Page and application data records
↓↓↓
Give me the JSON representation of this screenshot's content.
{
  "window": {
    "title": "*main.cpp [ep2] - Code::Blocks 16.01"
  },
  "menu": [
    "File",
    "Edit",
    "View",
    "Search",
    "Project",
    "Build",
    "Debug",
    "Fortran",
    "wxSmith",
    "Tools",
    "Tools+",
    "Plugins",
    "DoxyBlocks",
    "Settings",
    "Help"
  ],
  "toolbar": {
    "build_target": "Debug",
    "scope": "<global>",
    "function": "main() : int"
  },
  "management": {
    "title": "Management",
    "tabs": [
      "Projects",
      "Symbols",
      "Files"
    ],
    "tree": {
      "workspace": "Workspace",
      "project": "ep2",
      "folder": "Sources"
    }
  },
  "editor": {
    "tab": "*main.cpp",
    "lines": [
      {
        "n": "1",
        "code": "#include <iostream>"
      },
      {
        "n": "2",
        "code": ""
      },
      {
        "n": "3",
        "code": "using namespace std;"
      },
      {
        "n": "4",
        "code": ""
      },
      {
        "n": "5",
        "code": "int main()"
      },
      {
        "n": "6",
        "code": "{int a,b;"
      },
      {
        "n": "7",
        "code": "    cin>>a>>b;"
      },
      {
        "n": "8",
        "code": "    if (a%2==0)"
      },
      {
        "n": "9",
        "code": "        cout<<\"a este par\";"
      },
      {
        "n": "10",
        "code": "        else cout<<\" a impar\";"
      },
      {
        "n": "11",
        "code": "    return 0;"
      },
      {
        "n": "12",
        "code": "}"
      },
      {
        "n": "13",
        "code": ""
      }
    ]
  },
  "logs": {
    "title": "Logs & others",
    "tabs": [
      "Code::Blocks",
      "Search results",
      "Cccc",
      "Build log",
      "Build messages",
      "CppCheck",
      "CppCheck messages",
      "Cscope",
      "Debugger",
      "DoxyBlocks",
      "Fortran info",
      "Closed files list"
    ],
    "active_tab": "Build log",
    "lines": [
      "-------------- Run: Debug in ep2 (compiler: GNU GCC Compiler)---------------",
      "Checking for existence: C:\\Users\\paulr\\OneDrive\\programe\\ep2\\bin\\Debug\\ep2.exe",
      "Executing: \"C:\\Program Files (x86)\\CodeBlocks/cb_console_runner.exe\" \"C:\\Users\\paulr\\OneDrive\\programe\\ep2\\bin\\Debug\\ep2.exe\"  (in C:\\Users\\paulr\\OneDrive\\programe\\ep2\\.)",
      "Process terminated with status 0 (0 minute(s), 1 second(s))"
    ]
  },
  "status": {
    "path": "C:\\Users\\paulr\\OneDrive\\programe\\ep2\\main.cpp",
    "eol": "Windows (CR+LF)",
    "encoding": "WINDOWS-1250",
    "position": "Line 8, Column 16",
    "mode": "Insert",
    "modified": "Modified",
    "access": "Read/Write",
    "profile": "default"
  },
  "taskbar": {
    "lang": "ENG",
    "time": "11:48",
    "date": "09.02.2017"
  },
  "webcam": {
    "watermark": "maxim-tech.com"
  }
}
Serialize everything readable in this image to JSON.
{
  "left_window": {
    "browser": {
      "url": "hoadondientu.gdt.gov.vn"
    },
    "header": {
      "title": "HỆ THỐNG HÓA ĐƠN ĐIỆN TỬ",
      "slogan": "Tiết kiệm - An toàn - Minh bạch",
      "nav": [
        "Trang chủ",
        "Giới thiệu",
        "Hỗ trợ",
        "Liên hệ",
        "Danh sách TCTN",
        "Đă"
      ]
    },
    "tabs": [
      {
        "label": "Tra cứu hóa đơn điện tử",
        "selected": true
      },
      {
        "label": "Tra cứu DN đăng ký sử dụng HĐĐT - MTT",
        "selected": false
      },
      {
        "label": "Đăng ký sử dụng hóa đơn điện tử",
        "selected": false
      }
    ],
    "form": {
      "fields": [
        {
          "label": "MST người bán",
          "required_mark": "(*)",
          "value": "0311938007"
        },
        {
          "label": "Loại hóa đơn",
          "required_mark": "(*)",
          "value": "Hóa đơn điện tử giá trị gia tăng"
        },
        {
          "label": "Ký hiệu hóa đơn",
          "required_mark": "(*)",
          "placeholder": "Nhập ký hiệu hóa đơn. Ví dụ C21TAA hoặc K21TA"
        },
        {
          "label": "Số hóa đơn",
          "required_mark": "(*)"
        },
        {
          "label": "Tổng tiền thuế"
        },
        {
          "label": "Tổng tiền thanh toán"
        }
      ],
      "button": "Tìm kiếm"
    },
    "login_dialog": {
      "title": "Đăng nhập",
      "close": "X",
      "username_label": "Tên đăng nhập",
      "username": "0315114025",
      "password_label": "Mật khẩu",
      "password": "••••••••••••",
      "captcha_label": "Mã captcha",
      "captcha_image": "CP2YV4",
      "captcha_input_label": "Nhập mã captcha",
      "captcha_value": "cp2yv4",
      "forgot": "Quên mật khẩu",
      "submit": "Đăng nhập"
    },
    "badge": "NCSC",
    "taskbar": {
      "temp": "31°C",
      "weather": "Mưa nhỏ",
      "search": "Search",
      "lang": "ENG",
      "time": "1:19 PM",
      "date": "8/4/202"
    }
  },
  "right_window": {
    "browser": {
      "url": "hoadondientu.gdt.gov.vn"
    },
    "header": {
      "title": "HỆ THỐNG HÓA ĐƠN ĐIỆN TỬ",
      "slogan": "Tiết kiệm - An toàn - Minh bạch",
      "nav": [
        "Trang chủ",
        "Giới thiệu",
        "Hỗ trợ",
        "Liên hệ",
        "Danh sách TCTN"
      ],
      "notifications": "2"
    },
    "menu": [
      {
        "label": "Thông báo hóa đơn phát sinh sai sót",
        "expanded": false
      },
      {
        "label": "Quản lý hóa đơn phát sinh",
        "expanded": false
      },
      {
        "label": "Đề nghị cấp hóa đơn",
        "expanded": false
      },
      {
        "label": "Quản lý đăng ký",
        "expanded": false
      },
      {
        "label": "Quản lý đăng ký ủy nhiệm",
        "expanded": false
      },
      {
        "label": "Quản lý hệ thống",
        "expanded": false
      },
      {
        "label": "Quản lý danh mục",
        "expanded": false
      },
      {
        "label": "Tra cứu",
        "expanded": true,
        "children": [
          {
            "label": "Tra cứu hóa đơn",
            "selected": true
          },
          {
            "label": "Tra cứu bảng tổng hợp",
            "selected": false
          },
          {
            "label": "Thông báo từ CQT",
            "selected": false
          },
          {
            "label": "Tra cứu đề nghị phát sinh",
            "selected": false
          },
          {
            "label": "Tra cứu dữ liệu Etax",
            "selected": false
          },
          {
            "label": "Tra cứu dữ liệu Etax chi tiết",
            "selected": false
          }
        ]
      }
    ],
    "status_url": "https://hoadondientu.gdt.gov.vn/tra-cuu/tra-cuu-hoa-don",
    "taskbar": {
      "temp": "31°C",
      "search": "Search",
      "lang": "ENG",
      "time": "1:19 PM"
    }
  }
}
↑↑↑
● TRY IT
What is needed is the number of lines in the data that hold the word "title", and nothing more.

● ANSWER
6